▶ **THE DATA**
= = = = =

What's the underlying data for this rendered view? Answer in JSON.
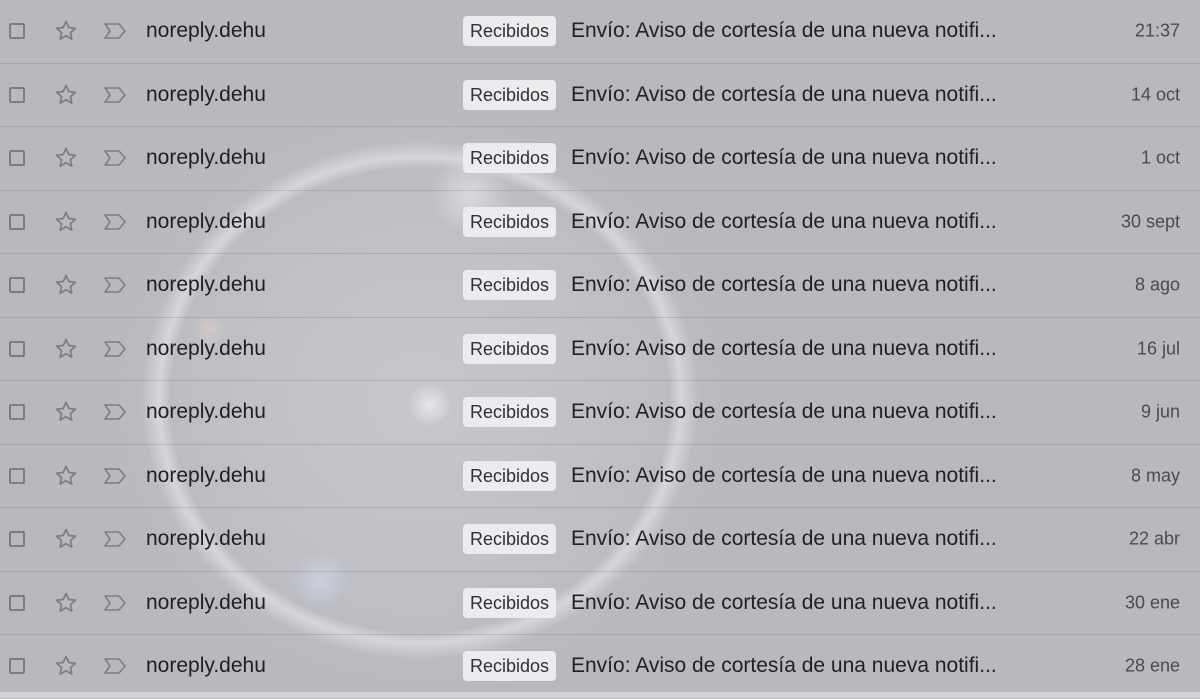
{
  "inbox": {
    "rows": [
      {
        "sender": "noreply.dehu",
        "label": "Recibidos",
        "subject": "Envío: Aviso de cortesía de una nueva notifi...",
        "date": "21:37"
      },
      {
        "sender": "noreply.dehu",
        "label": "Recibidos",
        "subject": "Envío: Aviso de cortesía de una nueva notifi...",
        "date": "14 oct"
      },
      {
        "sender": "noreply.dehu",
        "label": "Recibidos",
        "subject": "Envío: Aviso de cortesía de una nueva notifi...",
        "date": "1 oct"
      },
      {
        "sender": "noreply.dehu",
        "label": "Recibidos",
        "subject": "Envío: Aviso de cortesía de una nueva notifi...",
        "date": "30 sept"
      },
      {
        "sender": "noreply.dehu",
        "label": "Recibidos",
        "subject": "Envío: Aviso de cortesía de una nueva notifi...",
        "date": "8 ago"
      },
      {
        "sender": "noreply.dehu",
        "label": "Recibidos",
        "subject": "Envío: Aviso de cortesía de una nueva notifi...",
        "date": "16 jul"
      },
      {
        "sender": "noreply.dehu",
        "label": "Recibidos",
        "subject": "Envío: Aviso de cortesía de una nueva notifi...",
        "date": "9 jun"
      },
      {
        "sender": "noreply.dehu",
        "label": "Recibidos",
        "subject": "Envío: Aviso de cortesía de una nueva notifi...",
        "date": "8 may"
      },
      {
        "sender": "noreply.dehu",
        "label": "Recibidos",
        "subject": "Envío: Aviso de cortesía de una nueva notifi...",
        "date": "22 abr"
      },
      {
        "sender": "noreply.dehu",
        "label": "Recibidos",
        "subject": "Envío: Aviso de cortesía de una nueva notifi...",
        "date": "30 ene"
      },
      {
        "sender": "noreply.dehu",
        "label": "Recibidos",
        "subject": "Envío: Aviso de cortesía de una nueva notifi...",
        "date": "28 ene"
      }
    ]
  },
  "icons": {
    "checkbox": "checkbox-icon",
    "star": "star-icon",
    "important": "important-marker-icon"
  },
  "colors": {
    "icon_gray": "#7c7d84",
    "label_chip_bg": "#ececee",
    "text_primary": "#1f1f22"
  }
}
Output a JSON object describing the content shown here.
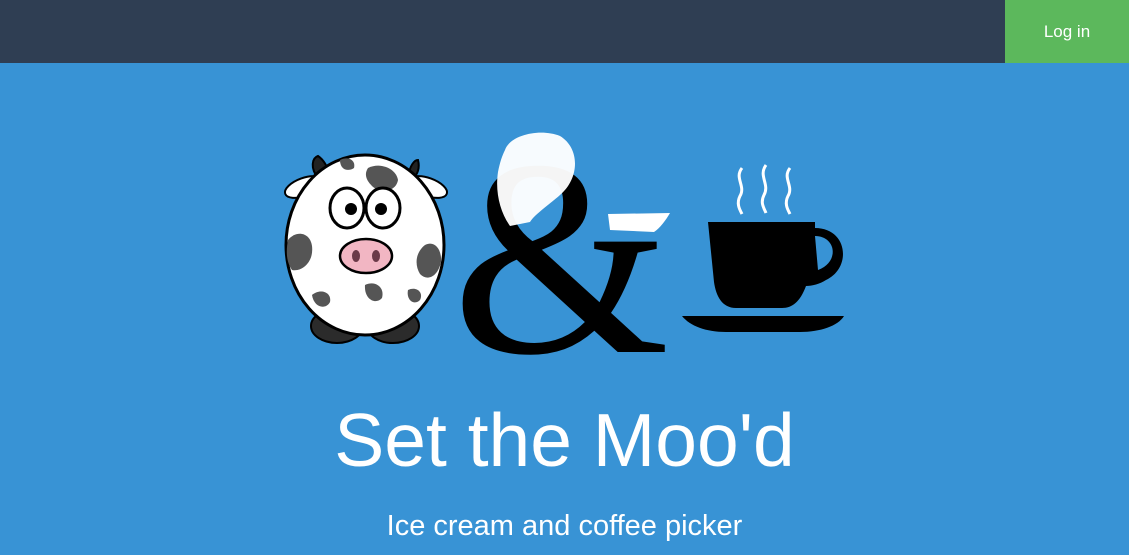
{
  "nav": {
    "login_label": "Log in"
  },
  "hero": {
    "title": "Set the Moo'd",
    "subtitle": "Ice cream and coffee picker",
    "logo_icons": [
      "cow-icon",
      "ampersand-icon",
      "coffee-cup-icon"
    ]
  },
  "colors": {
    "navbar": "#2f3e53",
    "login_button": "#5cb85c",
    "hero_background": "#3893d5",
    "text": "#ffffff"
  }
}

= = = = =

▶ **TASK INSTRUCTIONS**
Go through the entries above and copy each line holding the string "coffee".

▶ **ANSWER TO THE PROBLEM**
    "subtitle": "Ice cream and coffee picker",
      "coffee-cup-icon"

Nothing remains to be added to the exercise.